**Material provided:**
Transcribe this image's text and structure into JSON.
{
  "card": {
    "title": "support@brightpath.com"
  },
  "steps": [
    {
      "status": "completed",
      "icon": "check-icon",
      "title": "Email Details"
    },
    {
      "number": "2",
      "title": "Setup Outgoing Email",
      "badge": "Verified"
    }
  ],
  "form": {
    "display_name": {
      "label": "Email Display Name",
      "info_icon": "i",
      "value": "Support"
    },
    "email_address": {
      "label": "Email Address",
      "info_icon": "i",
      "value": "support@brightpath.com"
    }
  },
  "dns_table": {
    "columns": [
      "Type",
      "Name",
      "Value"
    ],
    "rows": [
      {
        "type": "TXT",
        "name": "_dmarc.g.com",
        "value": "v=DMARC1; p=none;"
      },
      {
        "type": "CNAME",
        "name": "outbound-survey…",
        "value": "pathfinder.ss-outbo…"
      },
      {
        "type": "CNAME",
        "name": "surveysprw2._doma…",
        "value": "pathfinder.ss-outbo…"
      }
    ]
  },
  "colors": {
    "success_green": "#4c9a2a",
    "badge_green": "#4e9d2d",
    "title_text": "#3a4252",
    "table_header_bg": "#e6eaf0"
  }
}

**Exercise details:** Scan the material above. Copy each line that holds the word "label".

**Output for this exercise:**
      "label": "Email Display Name",
      "label": "Email Address",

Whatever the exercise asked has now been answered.